I do know that in some of the better days in which I wasn’t tracking it that the % of stocks up 4% was over 10%, but unfortunately I don’t have record of it saved. The sudden shift from earlier on being under 3% to over 9% signals a decisive move in direction by a number of stocks in both directions.
The unfortunate thing (and in some ways the fortunate thing) about breadth is there are different ways to interpret it. It has to be put into context. Breadth is only a measurement of advancers vs decliners. The major index or indicies are weighted heavily by the largest cap names and can’t tell you when a lot of stocks are up a little, when a few stocks are up a lot, or when a lot of stocks are down but a few megacap stocks are up. Breadth can help you look behind the curtain a little and interpret what’s going on under the surface. Alternatively, it can be used as a sentiment indicator and you can correlate it to interpretations of sentiment cycle to confirm risk aversion. You can look for leadership the way I set it up, and even analyze if it is “market of stocks”.
Although the numbers are objective, you can either see more oversold and value in buying the blood, or you can wait until things improve dramatically and follow after a “breadth thrust” (sentiment shift). This flexibility can be frustrating for some, but also very adaptive to your way of trading. An allocation strategy might wait to begin to shift allocation until there has been a decline and slowly begin to rotate in and then do so more aggressively after the oversold levels follow with a sustainable shift in breadth that is more than a couple days long. It tracks multiple time frames and you can look for whether or not there is substantial leadership making extreme moves one way or another, and the percentage of extreme moves that are bullish vs bearish.
The fact breadth is so bad in the context of believing this uptrend is not yet over, yet still vulnerable to an intermediate correction while still showing “aversion” in some growth names provides a lot more actionable ways to play my bias on different time horizons as breadth develops. I am in a bit of conflict here, but I believe the sell off in the russel is a precursor to the selloff in the S&P but that there will be some mean reversion. I would eventually expect growth stocks to lead on the next go around but it may be longer than usual until it sets up as first we may have to have some rotation. Additionally one of the CAUSES for aversion may be a reduction of risk ahead of earnings season. After that plays out whether positive or negative the market will have to react, and then eventually rotate their capital SOMEWHERE. I doubt see with yields so low that bonds are attractive, commodities aren’t exactly that attractive either, and so currency and stocks are the only places the vast pools of money will go. Eventually the pension funds will either start to become insolvent and go belly up or aggressively have to rotate into risk more aggressively, and possibly both. Their models of making 8% in the late 70s and early 80s when interest rates were 10-15% may have been fine in the past when the bond yield was super high in the 80s but there isn’t enough yield for that to remain viable at 2.5% 10 yr treasury. Eventually until we have public participation and euphoria, we will continue to find higher prices, although it may take substantially more time before the market sets up for the next rotation and it may correct in the mean time before it will chase into stocks so that may not help you as a trader over the next month or so.
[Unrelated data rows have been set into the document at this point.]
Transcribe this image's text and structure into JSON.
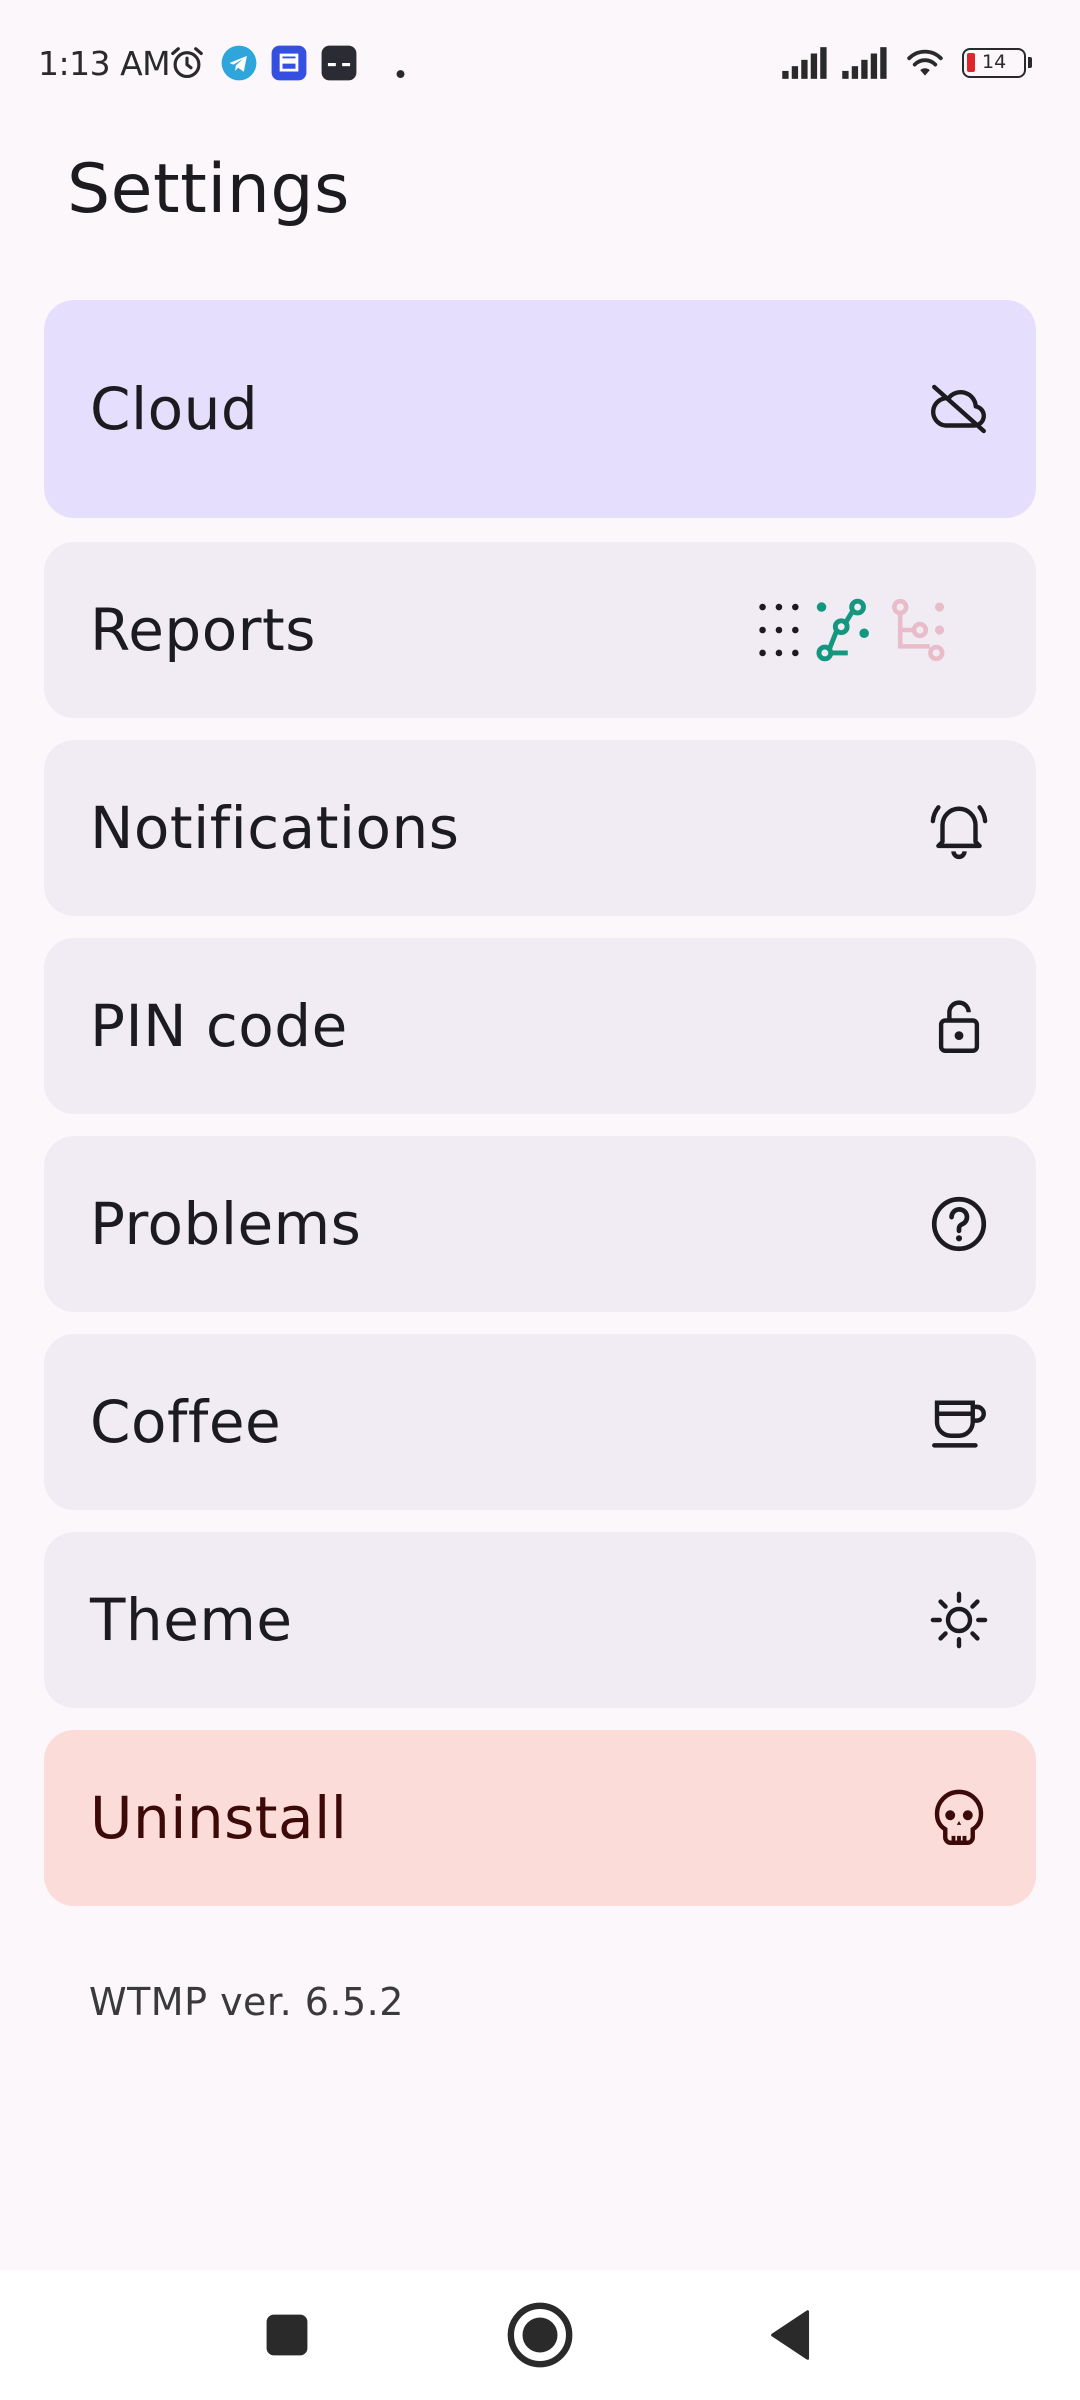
{
  "status_bar": {
    "time": "1:13 AM",
    "battery": "14",
    "icons": [
      "alarm-icon",
      "telegram-icon",
      "app-icon",
      "app-icon-dark",
      "dot-icon",
      "signal-icon",
      "signal-icon",
      "wifi-icon",
      "battery-icon"
    ]
  },
  "header": {
    "title": "Settings"
  },
  "menu": {
    "items": [
      {
        "label": "Cloud",
        "icon": "cloud-off-icon"
      },
      {
        "label": "Reports",
        "icons": [
          "dots-grid-icon",
          "timeline-icon",
          "tree-icon"
        ]
      },
      {
        "label": "Notifications",
        "icon": "bell-ring-icon"
      },
      {
        "label": "PIN code",
        "icon": "lock-open-icon"
      },
      {
        "label": "Problems",
        "icon": "help-circle-icon"
      },
      {
        "label": "Coffee",
        "icon": "coffee-cup-icon"
      },
      {
        "label": "Theme",
        "icon": "sun-icon"
      },
      {
        "label": "Uninstall",
        "icon": "skull-icon"
      }
    ]
  },
  "footer": {
    "version": "WTMP ver. 6.5.2"
  },
  "colors": {
    "background": "#fcf7fb",
    "item_default": "#f1ecf4",
    "item_cloud": "#e5dffd",
    "item_uninstall": "#fcdcd8",
    "uninstall_text": "#3b0a09",
    "teal_accent": "#13977f",
    "pink_accent": "#e9bcc9"
  }
}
Another breadth reading (McCllelan Oscillator) is also as low as it has been in a long time.
If you enjoy the content at iBankCoin, please follow us on Twitter